The measure authorized $415 million in new borrowing to close the gap between how much legislators wanted to spend and how much tax revenue they expected to collect ( This new debt burden added insult to the injury of a $1.4 billion tax increase that passed four months later as the next (temporary) "solution" to this state's (ongoing) over-spending problem — a.k.a. "the deficit crisis."

But that's not all. The next trip to this loan window happened just last year, when 37 senators and 86 House members voted to borrow another $60 million for a subsidy to tourism businesses in the form of state advertising, called "Pure Michigan" and related campaigns (

No doubt most of those 123 legislators who said "charge it" can hold forth at length on how valuable that program is. The same applies to the 137 who approved $400 million in debt for other business subsidies in 2005, and the 133 who used the credit card to avoid $415 million worth of spending reforms in 2007 long enough to pass a major tax increase.

Here's what they can't do: Make a moral case for robbing tomorrow's taxpayers to pay for spending that benefits today's politicians and select special interests.
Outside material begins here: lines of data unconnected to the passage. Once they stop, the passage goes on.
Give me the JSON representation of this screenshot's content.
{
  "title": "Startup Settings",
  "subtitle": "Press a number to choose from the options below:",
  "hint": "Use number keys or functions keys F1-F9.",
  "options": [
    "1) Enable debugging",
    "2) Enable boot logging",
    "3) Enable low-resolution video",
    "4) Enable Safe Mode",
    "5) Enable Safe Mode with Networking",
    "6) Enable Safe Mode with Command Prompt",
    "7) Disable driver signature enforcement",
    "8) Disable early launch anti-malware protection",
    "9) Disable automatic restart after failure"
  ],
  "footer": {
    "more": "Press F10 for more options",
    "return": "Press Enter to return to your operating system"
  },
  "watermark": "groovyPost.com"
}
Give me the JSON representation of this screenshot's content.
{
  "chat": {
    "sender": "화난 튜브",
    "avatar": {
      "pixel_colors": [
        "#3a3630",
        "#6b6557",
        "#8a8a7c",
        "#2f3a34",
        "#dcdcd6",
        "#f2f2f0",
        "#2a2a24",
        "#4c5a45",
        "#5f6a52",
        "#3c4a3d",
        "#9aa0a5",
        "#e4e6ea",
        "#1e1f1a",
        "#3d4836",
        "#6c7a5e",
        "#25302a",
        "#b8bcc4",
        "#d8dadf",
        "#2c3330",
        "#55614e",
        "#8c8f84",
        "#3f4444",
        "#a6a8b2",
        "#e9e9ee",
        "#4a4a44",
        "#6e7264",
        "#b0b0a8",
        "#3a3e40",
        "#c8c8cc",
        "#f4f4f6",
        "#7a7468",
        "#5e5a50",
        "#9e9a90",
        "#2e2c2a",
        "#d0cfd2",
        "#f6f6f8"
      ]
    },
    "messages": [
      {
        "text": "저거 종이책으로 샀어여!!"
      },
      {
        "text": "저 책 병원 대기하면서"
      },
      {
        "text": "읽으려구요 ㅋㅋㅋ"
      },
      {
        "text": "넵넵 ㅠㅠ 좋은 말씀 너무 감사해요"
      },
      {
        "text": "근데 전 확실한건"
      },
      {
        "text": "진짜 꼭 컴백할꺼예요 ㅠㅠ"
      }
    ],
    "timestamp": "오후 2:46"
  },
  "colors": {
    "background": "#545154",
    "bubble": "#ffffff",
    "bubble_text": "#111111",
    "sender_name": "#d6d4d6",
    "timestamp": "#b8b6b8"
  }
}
Don't expect the borrow-and-spend to stop, either. Right now, legislation is before the House Tax Policy Committee that could be used to authorize another $250 million dip into your children and grandchildren's pockets, this time for electric car subsidies (

But don't worry — it's from the children.

The vote tally for the aforementioned "borrow-and-spend" votes are located to the right. Each of these votes took place during the 2007-2008 session of the Michigan Legislature, and some of the lawmakers listed are no longer in office. Some of those no longer serving have moved on to other elected offices or are announced candidates for the same. Official Web sites and campaign Web sites that could be located for these politicians are provided below.

“It’s From the Children”: Lawmakers who voted in 2007 to RAID $90 MILLION from the Michigan Higher Education Student Loan Authority - click to enlarge

“It’s From the Children”: Lawmakers who voted in 2007 to BORROW 
$400 MILLION FROM THE FUTURE to pay for current spending - click to enlarge

“It’s From the Children”: Lawmakers who 
voted in 2007 to BORROW $60 MILLION FROM THE FUTURE to pay for “Pure Michigan” advertising - click to enlarge

Jack McHugh is senior legislative analyst at the Mackinac Center for Public Policy and the editor of The author may be contacted at

Michigan Capitol Confidential is the news source produced by the Mackinac Center for Public Policy. Michigan Capitol Confidential reports with a free-market news perspective.